:: Task description ::
What you return must match the listing word for word.

:: Stored data ::
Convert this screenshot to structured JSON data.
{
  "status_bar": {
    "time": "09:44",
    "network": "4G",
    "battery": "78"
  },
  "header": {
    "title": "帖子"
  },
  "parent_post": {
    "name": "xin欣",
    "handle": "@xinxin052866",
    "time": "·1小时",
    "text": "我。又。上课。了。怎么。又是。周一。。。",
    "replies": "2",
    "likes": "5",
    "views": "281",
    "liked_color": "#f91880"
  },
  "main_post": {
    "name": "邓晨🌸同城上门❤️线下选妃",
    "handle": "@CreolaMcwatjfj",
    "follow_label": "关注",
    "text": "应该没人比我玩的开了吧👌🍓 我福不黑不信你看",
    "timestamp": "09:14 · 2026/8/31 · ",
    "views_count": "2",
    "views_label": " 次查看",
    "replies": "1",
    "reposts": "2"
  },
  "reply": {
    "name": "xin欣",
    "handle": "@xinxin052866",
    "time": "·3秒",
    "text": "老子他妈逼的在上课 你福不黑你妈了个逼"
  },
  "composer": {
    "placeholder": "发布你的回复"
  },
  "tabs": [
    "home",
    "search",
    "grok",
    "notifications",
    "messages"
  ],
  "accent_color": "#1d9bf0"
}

:: Output of the task ::
Convert this screenshot to structured JSON data.
{
  "status_bar": {
    "time": "09:44",
    "network": "4G",
    "battery": "78"
  },
  "header": {
    "title": "帖子"
  },
  "parent_post": {
    "name": "xin欣",
    "handle": "@xinxin052866",
    "time": "·1小时",
    "text": "我。又。上课。了。怎么。又是。周一。。。",
    "replies": "2",
    "likes": "5",
    "views": "281",
    "liked_color": "#f91880"
  },
  "main_post": {
    "name": "邓晨🌸同城上门❤️线下选妃",
    "handle": "@CreolaMcwatjfj",
    "follow_label": "关注",
    "text": "应该没人比我玩的开了吧👌🍓 我福不黑不信你看",
    "timestamp": "09:14 · 2026/8/31 · ",
    "views_count": "2",
    "views_label": " 次查看",
    "replies": "1",
    "reposts": "2"
  },
  "reply": {
    "name": "xin欣",
    "handle": "@xinxin052866",
    "time": "·3秒",
    "text": "老子他妈逼的在上课 你福不黑你妈了个逼"
  },
  "composer": {
    "placeholder": "发布你的回复"
  },
  "tabs": [
    "home",
    "search",
    "grok",
    "notifications",
    "messages"
  ],
  "accent_color": "#1d9bf0"
}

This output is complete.